From the Paper:"At first glance, and from Imber-Black's psychiatric view, this atmosphere of greater openness brought benefits. Patients were less reluctant to reveal secrets that once might not have been raised. None the less, a frightening cultural shift was taking place. With the rising popularity of "ambush" style talk shows, people began to correlate opening secrets with the belief such actions were virtuous and automatically healing. What was once deeply personal and unmentionable was becoming a popular spectacle on a grand scale and was simply assumed to be cathartic."
Sample of Sources Used:
- Imber-Black, E. (2005). Talk show telling versus authentic telling: the effects of the popular media on secrecy and openness. In Coleman, L. & Funk, R. (Eds.) (2005), Professional and Public Writing - A Rhetoric and Reader for Advanced Composition (pp. 108-113). Upper Saddle River, NJ: Pearson Prentice Hall
Cite this Article Review:
TV Talk Shows (2008, May 11) Retrieved September 26, 2021, from https://www.academon.com/article-review/tv-talk-shows-103416/

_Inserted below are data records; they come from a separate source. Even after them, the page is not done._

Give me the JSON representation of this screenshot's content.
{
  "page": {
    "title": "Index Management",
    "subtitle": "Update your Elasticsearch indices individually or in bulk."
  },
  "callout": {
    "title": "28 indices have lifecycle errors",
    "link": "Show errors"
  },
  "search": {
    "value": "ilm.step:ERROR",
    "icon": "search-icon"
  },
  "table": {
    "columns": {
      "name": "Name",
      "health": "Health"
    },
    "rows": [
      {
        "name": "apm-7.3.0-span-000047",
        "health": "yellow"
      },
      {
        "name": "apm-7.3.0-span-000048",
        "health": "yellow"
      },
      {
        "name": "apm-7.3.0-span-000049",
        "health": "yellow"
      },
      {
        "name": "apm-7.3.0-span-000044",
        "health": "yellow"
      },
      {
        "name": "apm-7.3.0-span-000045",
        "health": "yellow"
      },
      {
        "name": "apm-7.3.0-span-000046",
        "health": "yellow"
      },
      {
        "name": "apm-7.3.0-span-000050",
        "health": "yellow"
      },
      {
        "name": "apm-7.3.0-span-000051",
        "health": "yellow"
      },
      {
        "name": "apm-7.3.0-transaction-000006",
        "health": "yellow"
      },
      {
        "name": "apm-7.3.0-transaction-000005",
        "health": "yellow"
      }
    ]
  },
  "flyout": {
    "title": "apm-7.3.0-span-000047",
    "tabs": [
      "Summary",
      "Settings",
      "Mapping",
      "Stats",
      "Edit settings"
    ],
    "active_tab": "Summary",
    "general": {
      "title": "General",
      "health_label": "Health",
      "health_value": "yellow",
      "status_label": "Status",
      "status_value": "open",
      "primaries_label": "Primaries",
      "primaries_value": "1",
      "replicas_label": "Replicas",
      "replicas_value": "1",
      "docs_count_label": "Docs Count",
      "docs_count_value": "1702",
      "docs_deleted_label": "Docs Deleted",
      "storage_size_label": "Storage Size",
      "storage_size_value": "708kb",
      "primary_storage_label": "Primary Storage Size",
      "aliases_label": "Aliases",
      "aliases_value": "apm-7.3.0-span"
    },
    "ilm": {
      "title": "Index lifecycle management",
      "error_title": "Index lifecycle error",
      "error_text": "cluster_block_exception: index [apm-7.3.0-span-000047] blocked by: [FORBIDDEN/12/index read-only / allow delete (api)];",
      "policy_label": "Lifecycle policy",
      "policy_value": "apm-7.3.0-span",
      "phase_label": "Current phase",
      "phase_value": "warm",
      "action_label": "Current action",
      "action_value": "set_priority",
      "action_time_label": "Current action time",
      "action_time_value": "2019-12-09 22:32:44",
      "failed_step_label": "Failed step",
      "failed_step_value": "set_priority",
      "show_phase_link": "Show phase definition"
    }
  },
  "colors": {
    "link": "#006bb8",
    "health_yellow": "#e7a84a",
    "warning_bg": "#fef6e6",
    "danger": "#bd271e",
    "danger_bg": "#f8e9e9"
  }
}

"TV Talk Shows" 11 May 2008. Web. 26 September. 2021. <https://www.academon.com/article-review/tv-talk-shows-103416/>